Extreme Assault
Extreme Assault
North American cover art of Extreme Assault
Developer(s)Blue Byte
Publisher(s)Blue Byte
Designer(s)Erik Simon
  • EU: 1997
  • NA: June 30, 1997

Extreme Assault is a personal computer game developed by Blue Byte. It was released in 1997. The game revolves around the player assuming control of the fictitious Sioux AH-23 helicopter, and the fictitious T1 tank, to battle space aliens over several environments.

Although the game originally relied solely on the CPU for 3D rendering, later upgrades added support for the then popular 3dfx Voodoo Graphics series of 3D accelerator chips.

The game's 3D engine was also used in the strategy game Incubation.

The soundtrack for the game was composed and arranged by Chris Hülsbeck.


Players would first choose a pilot (difficulty) to be as, and then attempt to complete a set of missions in an operation area. The number of operations the player could do, depended on the difficulty, with the higher difficulties having more access; the number of operation areas in the game total around six. Each mission is often introduced by briefing with the player given information about what to expect, or what to destroy. Each operation area has a boss at the end that the player has to overcome.

During the course of the game, the player can find power-ups, ranging from ammo for the main guns, ammo for secondary weapons, or energy for the Sioux/T1's shields, and even pick up an extra gun for both vehicles' main weapons. Weapons range from a fast hitting "Razor" gun, a laser cannon, missiles, smart bombs, and more. Enemies ranged from helicopters, tanks, rocket buggies, flying robots, and stationary guns. Environments that the player deals with include wide open valleys, a volcanic island, a massive underground base, and the ice fields of Greenland complete with an alien city. The player often operates from the cockpit of the vehicle they are in, but can look around or even switch to 3rd person view.
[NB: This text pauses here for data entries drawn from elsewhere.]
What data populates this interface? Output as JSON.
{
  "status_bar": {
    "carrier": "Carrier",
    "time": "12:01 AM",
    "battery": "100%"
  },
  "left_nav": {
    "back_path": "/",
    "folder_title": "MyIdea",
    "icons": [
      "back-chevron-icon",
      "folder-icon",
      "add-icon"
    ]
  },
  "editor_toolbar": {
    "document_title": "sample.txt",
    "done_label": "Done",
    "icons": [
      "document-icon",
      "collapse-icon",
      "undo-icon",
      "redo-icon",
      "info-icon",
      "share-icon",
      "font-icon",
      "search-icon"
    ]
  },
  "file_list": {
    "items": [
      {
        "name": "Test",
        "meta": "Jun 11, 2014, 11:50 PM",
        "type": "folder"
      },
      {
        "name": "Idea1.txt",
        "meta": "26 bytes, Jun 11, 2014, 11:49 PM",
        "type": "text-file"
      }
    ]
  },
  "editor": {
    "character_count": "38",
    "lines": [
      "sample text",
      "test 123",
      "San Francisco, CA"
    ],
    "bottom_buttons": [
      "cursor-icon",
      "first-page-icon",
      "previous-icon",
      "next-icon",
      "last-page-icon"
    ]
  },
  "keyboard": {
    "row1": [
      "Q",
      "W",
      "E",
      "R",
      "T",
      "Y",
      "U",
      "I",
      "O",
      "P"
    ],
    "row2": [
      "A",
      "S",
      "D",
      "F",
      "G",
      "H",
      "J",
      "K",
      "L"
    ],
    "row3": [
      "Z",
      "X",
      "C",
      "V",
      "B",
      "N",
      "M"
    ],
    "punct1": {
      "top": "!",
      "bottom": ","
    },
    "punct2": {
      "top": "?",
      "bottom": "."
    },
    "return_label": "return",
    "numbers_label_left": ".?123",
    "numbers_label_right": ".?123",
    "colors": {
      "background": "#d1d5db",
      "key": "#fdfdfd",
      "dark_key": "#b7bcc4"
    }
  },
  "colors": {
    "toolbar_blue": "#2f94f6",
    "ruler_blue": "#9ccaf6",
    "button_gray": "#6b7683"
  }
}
Review scores
Next Generation2/5 stars[2]
The Electric Playground8.5/10[3]

Extreme Assault received mostly positive reviews. Most critics remarked that the game features stunning graphics even without the use of graphics acceleration cards,[1][3][4] and approved of the use of lowbrow, accessible gameplay more commonly associated with console games than PC games.[1][3][4]Next Generation disagreed on both points, contending that the graphics only look good if the optional 3dfx card is used, and that the simplistic gameplay and limited story will quickly bore the player.[2]GamePro defended, "While it may be a little short on plot, Extreme Assault has something for every gamer ..."[4]

GamePro and The Electric Playground both also said the controls are easy to handle even when using just a keyboard.[3][4]The Electric Playgrounds reviewer also lauded the difficulty curve, saying that "I found myself constantly and fairly challenged throughout the game."[3] In contrast, GameSpot complained that the game's difficulty is "brutal", and criticized the fact that easy mode only allows one to play a portion of the game.[1]


  1. ^ a b c d Hudak, Chris (May 1, 2000). "Extreme Assault Review". GameSpot. Retrieved 2019.
  2. ^ a b "Finals". Next Generation. No. 35. Imagine Media. November 1997. pp. 201, 204.
  3. ^ a b c d e Shaw, John (August 28, 1997). "EP Reviews: Extreme Assault". Electric Playground. Archived from the original on 22 January 1998. Retrieved 2019.
  4. ^ a b c d Art Angel (August 1997). "PC GamePro Review: Extreme Assault". GamePro. No. 107. IDG. p. 64.

External links

  This article uses material from the Wikipedia page available here. It is released under the Creative Commons Attribution-Share-Alike License 3.0.



Music Scenes